Do graphs and charts make you a wiser person?
What effects do the growing number of graphs and diagrams have on the news that we read on news sites, or watch on TV? Do they make them easier to understand or more trustworthy? Do you become a wiser person, due to the graphics? Or do you regard them as mere decorations?
Welcome to our blog about the use of data visualization in today’s society!
There is a research group of 9 behind this blog, who will work together for 3 years with researching different aspects of this special way of communicating – through graphs, diagrams, interactive maps, and so on.
How do they actually work, these (oftentimes) colorful graphic representations, and how do they affect our communication? And how can we learn to read them both critically and effectively? These are the types of questions we ask in our project. The blog will be updated frequently, and the members of our research group will take turns writing in it. If you want to know more about our research project, feel free to take a look at our website: indvil.org.
A separate «language»
What is so interesting about graphs and diagrams, or what we collectively call data visualizations? These graphic presentations of statistics and other forms of numerical data communicate in a completely different manner than what e.g. words or photographs do. Some people are comfortable with x-axes and y-axes, with lines and bars and colorful pie charts. Others skip over these types of expressions when they meet them. These expressions actually constitute their own “language”, with its own “grammar” and “vocabulary”, and becoming a skilled user of them requires practice – whether you find yourself at the sender’s or recipient’s end of it.

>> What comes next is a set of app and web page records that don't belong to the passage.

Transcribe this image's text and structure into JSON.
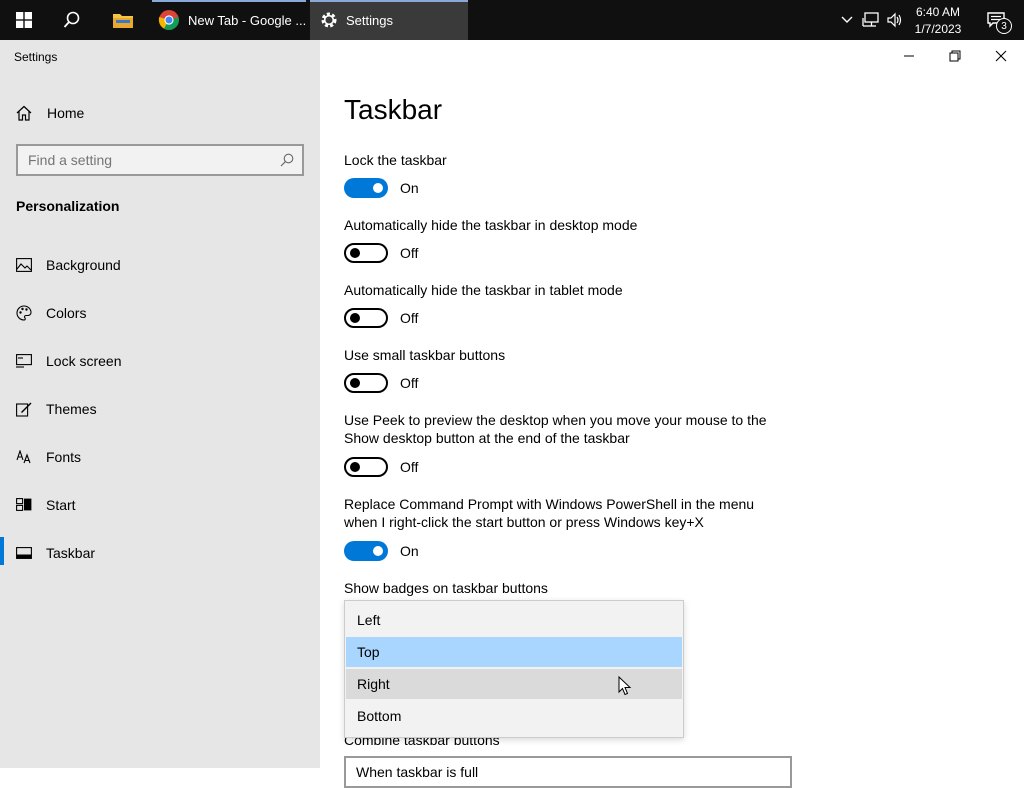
{
  "taskbar": {
    "tasks": [
      {
        "label": "New Tab - Google ..."
      },
      {
        "label": "Settings"
      }
    ],
    "clock": {
      "time": "6:40 AM",
      "date": "1/7/2023"
    },
    "notification_count": "3"
  },
  "window": {
    "app_title": "Settings"
  },
  "sidebar": {
    "home_label": "Home",
    "search_placeholder": "Find a setting",
    "section_title": "Personalization",
    "items": [
      {
        "label": "Background",
        "icon": "picture-icon"
      },
      {
        "label": "Colors",
        "icon": "palette-icon"
      },
      {
        "label": "Lock screen",
        "icon": "lock-screen-icon"
      },
      {
        "label": "Themes",
        "icon": "brush-icon"
      },
      {
        "label": "Fonts",
        "icon": "font-icon"
      },
      {
        "label": "Start",
        "icon": "start-icon"
      },
      {
        "label": "Taskbar",
        "icon": "taskbar-icon",
        "active": true
      }
    ]
  },
  "main": {
    "title": "Taskbar",
    "settings": [
      {
        "label": "Lock the taskbar",
        "state": "On"
      },
      {
        "label": "Automatically hide the taskbar in desktop mode",
        "state": "Off"
      },
      {
        "label": "Automatically hide the taskbar in tablet mode",
        "state": "Off"
      },
      {
        "label": "Use small taskbar buttons",
        "state": "Off"
      },
      {
        "label": "Use Peek to preview the desktop when you move your mouse to the Show desktop button at the end of the taskbar",
        "state": "Off"
      },
      {
        "label": "Replace Command Prompt with Windows PowerShell in the menu when I right-click the start button or press Windows key+X",
        "state": "On"
      }
    ],
    "badges_label": "Show badges on taskbar buttons",
    "location_dropdown": {
      "options": [
        "Left",
        "Top",
        "Right",
        "Bottom"
      ],
      "selected": "Top",
      "hovered": "Right"
    },
    "combine_label": "Combine taskbar buttons",
    "combine_value": "When taskbar is full"
  },
  "colors": {
    "accent": "#0078d7",
    "selected_option": "#a8d6ff",
    "sidebar_bg": "#e6e6e6",
    "taskbar_bg": "#101010"
  }
}
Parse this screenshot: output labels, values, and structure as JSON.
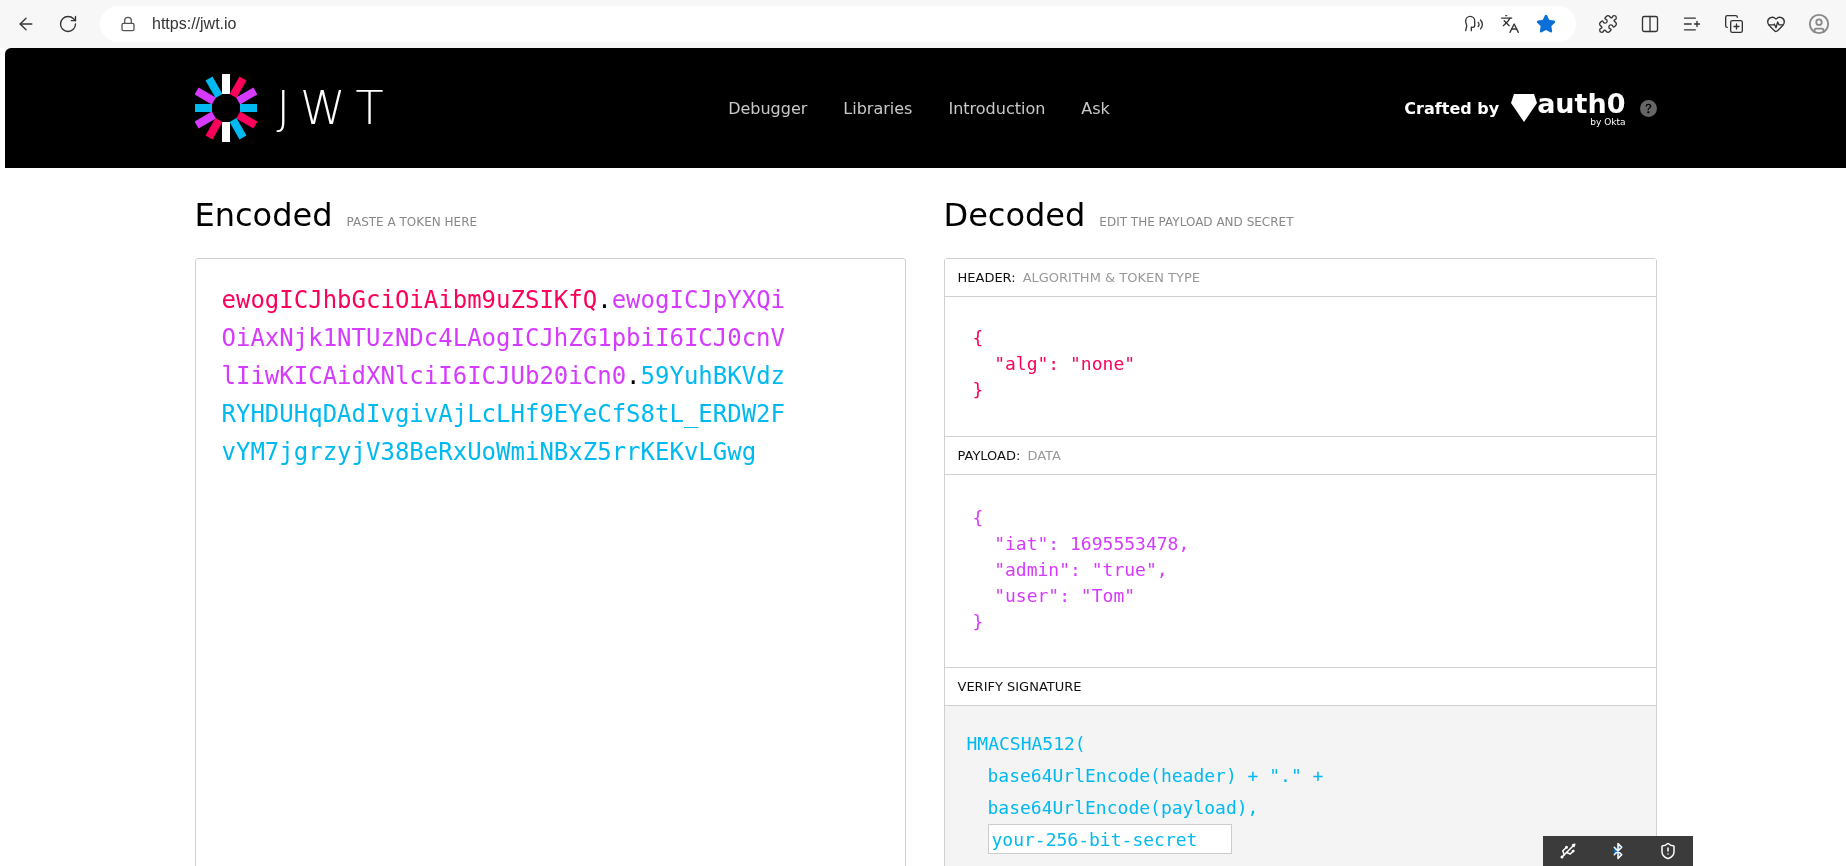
{
  "browser": {
    "url": "https://jwt.io"
  },
  "header": {
    "logo_text": "JWT",
    "nav": [
      {
        "label": "Debugger"
      },
      {
        "label": "Libraries"
      },
      {
        "label": "Introduction"
      },
      {
        "label": "Ask"
      }
    ],
    "crafted_by": "Crafted by",
    "brand": "auth0",
    "brand_sub": "by Okta"
  },
  "encoded": {
    "title": "Encoded",
    "hint": "PASTE A TOKEN HERE",
    "token": [
      {
        "kind": "header",
        "text": "ewogICJhbGciOiAibm9uZSIKfQ"
      },
      {
        "kind": "dot",
        "text": "."
      },
      {
        "kind": "payload",
        "text": "ewogICJpYXQiOiAxNjk1NTUzNDc4LAogICJhZG1pbiI6ICJ0cnVlIiwKICAidXNlciI6ICJUb20iCn0"
      },
      {
        "kind": "dot",
        "text": "."
      },
      {
        "kind": "signature",
        "text": "59YuhBKVdzRYHDUHqDAdIvgivAjLcLHf9EYeCfS8tL_ERDW2FvYM7jgrzyjV38BeRxUoWmiNBxZ5rrKEKvLGwg"
      }
    ]
  },
  "decoded": {
    "title": "Decoded",
    "hint": "EDIT THE PAYLOAD AND SECRET",
    "sections": [
      {
        "kind": "header",
        "label": "HEADER:",
        "sublabel": "ALGORITHM & TOKEN TYPE",
        "code": "{\n  \"alg\": \"none\"\n}"
      },
      {
        "kind": "payload",
        "label": "PAYLOAD:",
        "sublabel": "DATA",
        "code": "{\n  \"iat\": 1695553478,\n  \"admin\": \"true\",\n  \"user\": \"Tom\"\n}"
      }
    ],
    "verify": {
      "label": "VERIFY SIGNATURE",
      "lines": [
        "HMACSHA512(",
        "base64UrlEncode(header) + \".\" +",
        "base64UrlEncode(payload),"
      ],
      "secret": "your-256-bit-secret"
    }
  }
}
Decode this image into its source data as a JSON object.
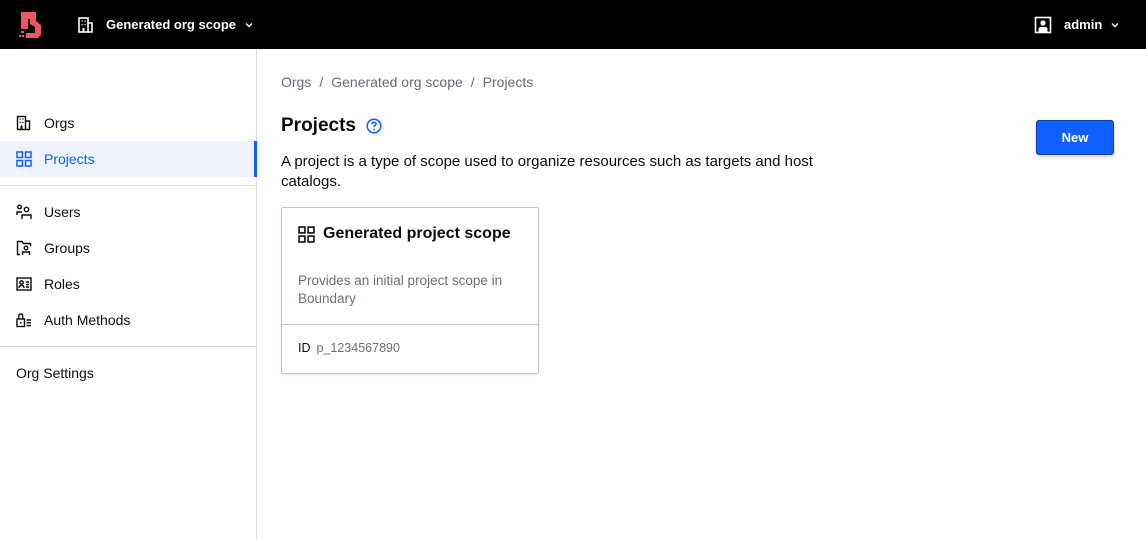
{
  "header": {
    "logo": "boundary-logo",
    "scope_switcher": {
      "icon": "building-icon",
      "label": "Generated org scope",
      "chevron": "chevron-down-icon"
    },
    "user_menu": {
      "icon": "user-square-icon",
      "label": "admin",
      "chevron": "chevron-down-icon"
    }
  },
  "sidebar": {
    "items": [
      {
        "label": "Orgs",
        "icon": "building-icon",
        "active": false
      },
      {
        "label": "Projects",
        "icon": "grid-icon",
        "active": true
      },
      {
        "label": "Users",
        "icon": "users-icon",
        "active": false
      },
      {
        "label": "Groups",
        "icon": "folder-users-icon",
        "active": false
      },
      {
        "label": "Roles",
        "icon": "id-card-icon",
        "active": false
      },
      {
        "label": "Auth Methods",
        "icon": "lock-list-icon",
        "active": false
      },
      {
        "label": "Org Settings",
        "icon": "",
        "active": false
      }
    ]
  },
  "breadcrumb": {
    "items": [
      "Orgs",
      "Generated org scope",
      "Projects"
    ],
    "separator": "/"
  },
  "page": {
    "title": "Projects",
    "help_icon": "help-circle-icon",
    "description": "A project is a type of scope used to organize resources such as targets and host catalogs.",
    "new_button": "New"
  },
  "cards": [
    {
      "icon": "grid-icon",
      "title": "Generated project scope",
      "description": "Provides an initial project scope in Boundary",
      "id_label": "ID",
      "id_value": "p_1234567890"
    }
  ],
  "colors": {
    "brand_red": "#ec585d",
    "accent_blue": "#1060ff",
    "topbar_bg": "#000000",
    "active_bg": "#eef3ff"
  }
}
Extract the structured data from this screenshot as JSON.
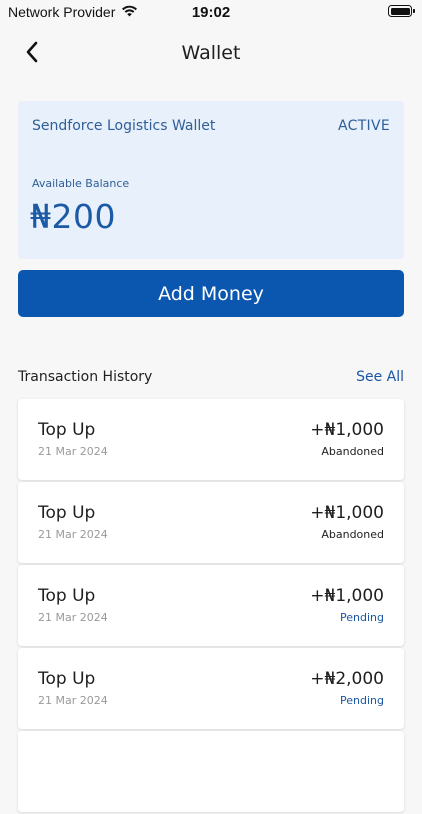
{
  "status_bar": {
    "carrier": "Network Provider",
    "time": "19:02"
  },
  "header": {
    "title": "Wallet"
  },
  "wallet": {
    "name": "Sendforce Logistics Wallet",
    "status": "ACTIVE",
    "balance_label": "Available Balance",
    "balance": "₦200"
  },
  "actions": {
    "add_money_label": "Add Money"
  },
  "transactions": {
    "section_title": "Transaction History",
    "see_all_label": "See All",
    "items": [
      {
        "title": "Top Up",
        "date": "21 Mar 2024",
        "amount": "+₦1,000",
        "status": "Abandoned"
      },
      {
        "title": "Top Up",
        "date": "21 Mar 2024",
        "amount": "+₦1,000",
        "status": "Abandoned"
      },
      {
        "title": "Top Up",
        "date": "21 Mar 2024",
        "amount": "+₦1,000",
        "status": "Pending"
      },
      {
        "title": "Top Up",
        "date": "21 Mar 2024",
        "amount": "+₦2,000",
        "status": "Pending"
      }
    ]
  },
  "colors": {
    "brand_primary": "#0b57b0",
    "wallet_card_bg": "#e7f0fb",
    "pending_status": "#1a56a3",
    "background": "#f7f7f8"
  },
  "icons": {
    "wifi": "wifi-icon",
    "battery": "battery-icon",
    "back": "chevron-left-icon"
  }
}
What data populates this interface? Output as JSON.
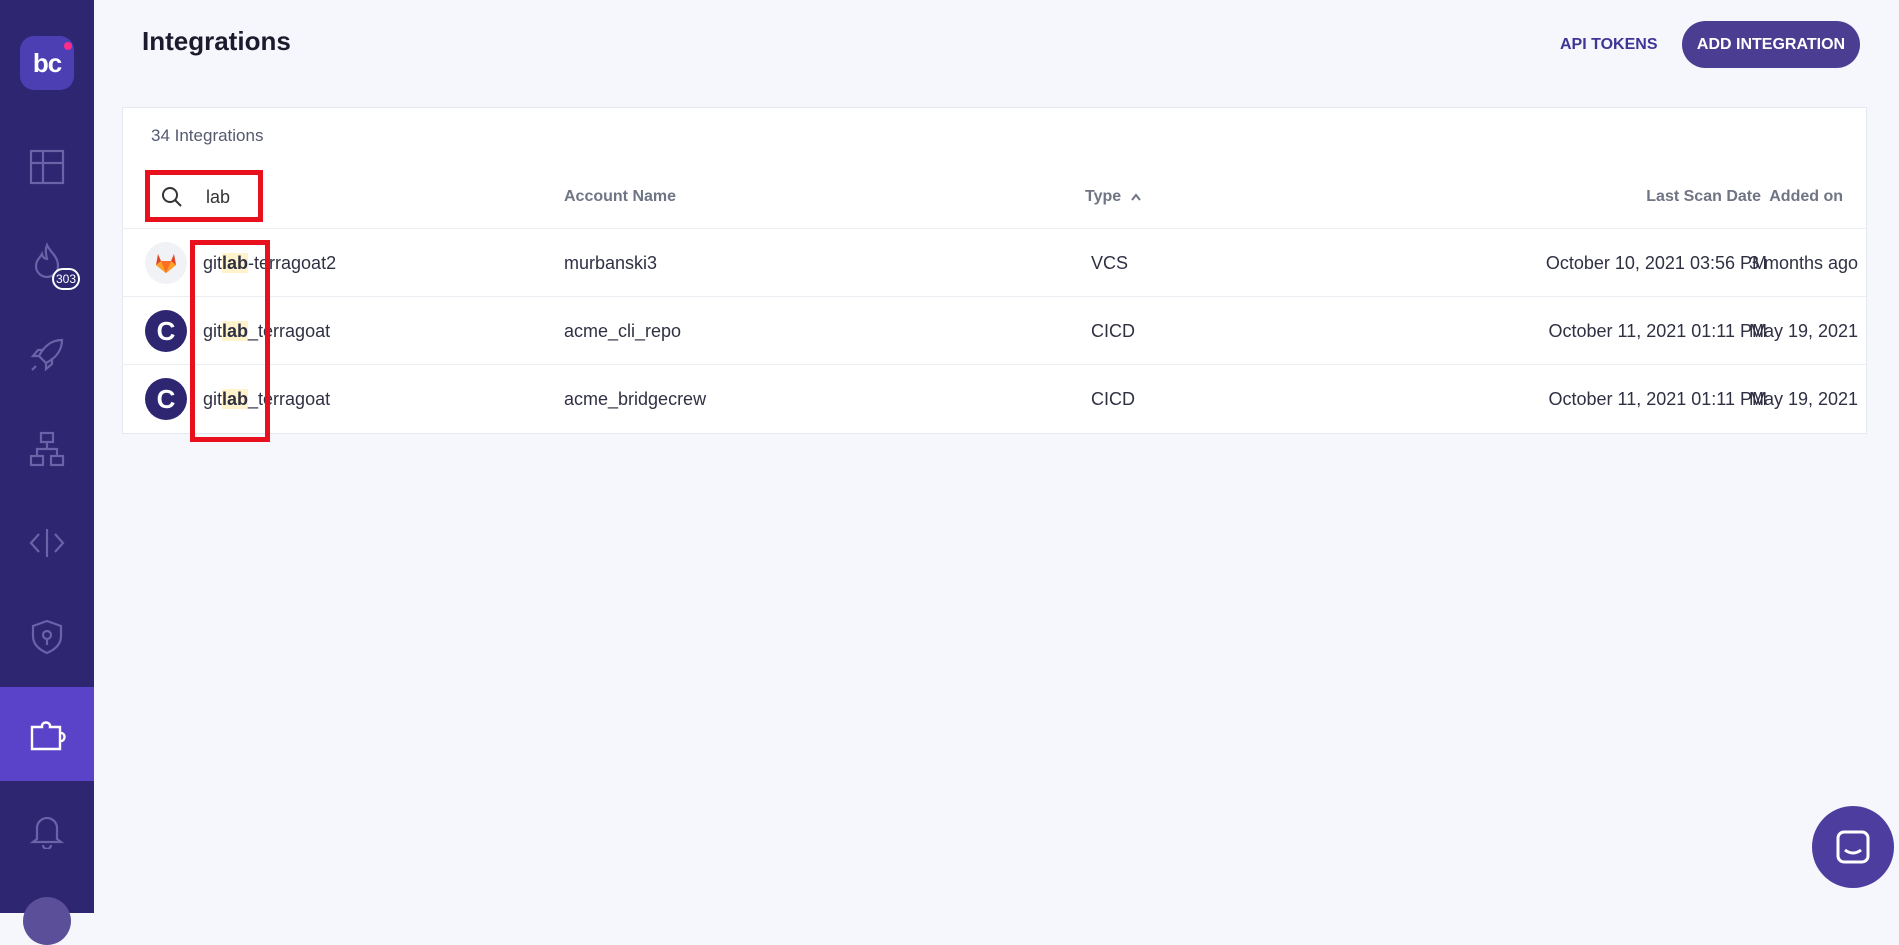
{
  "sidebar": {
    "logo_text": "bc",
    "items": [
      {
        "name": "dashboard-icon"
      },
      {
        "name": "incidents-icon",
        "badge": "303"
      },
      {
        "name": "rocket-icon"
      },
      {
        "name": "inventory-icon"
      },
      {
        "name": "code-icon"
      },
      {
        "name": "shield-icon"
      },
      {
        "name": "puzzle-icon",
        "active": true
      },
      {
        "name": "bell-icon"
      }
    ],
    "accent": "#2e2670",
    "active_color": "#5a43c8"
  },
  "header": {
    "title": "Integrations",
    "api_tokens_label": "API TOKENS",
    "add_integration_label": "ADD INTEGRATION"
  },
  "table": {
    "count_label": "34 Integrations",
    "search_value": "lab",
    "columns": {
      "account_name": "Account Name",
      "type": "Type",
      "last_scan_date": "Last Scan Date",
      "added_on": "Added on"
    },
    "rows": [
      {
        "icon": "gitlab-icon",
        "name_pre": "git",
        "name_hl": "lab",
        "name_post": "-terragoat2",
        "account": "murbanski3",
        "type": "VCS",
        "last_scan": "October 10, 2021 03:56 PM",
        "added": "3 months ago"
      },
      {
        "icon": "circleci-icon",
        "icon_letter": "C",
        "name_pre": "git",
        "name_hl": "lab",
        "name_post": "_terragoat",
        "account": "acme_cli_repo",
        "type": "CICD",
        "last_scan": "October 11, 2021 01:11 PM",
        "added": "May 19, 2021"
      },
      {
        "icon": "circleci-icon",
        "icon_letter": "C",
        "name_pre": "git",
        "name_hl": "lab",
        "name_post": "_terragoat",
        "account": "acme_bridgecrew",
        "type": "CICD",
        "last_scan": "October 11, 2021 01:11 PM",
        "added": "May 19, 2021"
      }
    ]
  },
  "colors": {
    "primary": "#4b3e92",
    "annotation_red": "#e8101c",
    "highlight": "#fff3cc"
  }
}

This language is far less explored than our verbal language, and few were taught it in school. However, we see that data visualizations are becoming more prominent in important areas of society – including the news, in public information and in many workplaces. The reason for this is, among other things, that the amount of available data is rising rapidly. Think about how web traffic, economic transactions, medical data (are you perhaps currently wearing a pedometer?), sports results, traffic data and so on automatically become registered and saved in the form of more or less systemized data sets. In order to be useful for most of us, this means that the data need to be visualized, they need a graphical “face”.
In order to visualize numeric data, more and more advanced, yet more user-friendly digital tools are being used. This means that more people are capable of making data visualizations today than only a few years ago. This also means that the data visualizations you will find in e.g. the news can be quite creative when it comes to shape and form. In addition, they can be interactive; you can explore the data sets yourself.
The illustration below is an example of such an interactive data visualization, where VG, the most popular newspaper in Norway, invites you to explore how often the train was late at your specific train station in a certain period, and the reasons for every single stop.
Training a critical eye
What effect do these expressions have on such a genre as the news? They can obviously contribute to put the events of today in a larger context by showing the development over time, or what is most normal or abnormal. It is much easier to find a pattern when we study statistics in visualized form. At the same time, data visualizations can easily be used to manipulate, since those who make the visualizations need to consider quite a few issues during the process.
What data should we include? What color should the different bars in the bar graph have? How large should the intervals on the x-axis or the y-axis be in the line graph? The last question affects e.g. how steep a curve becomes, and as a result, whether the reader perceives a change to be small or large. All these choices are part of a process that is not very transparent for us who meet the visualization in e.g. an online newspaper. And it is easy to forget that aspect of the matter anyway, since the product in itself seems so objective and convincing. A bar graph simply tells the truth – or what?
Do you meet data visualizations in your everyday life – at school, at work, or when you read the news? Or do you use them yourself when you are presenting information to others? In which case, you are more than welcome to follow our blog, and our Facebook-page with the same name. Feel free to ask us questions or leave comments both places. Everyone will receive a response!
About this blog
Research on data visualization
Graphs, charts and colorful maps. We meet them almost every day, in the news media, in the textbooks and in the information campaigns. The amount of data in society is rapidly growing and it is becoming easier to visualize them.
How do we read such data visualizations? And how are they made? Do they make the news and the textbooks more objective and informative, or are they perceived more or less as decorations?
In this blog, nine researchers in a project administered from the University of Agder, Norway, ask how we better can understand and critically evaluate data visualizations, those of us who are neither mathematicians nor designers.
To learn more about the project, please visit our website, indvil.org.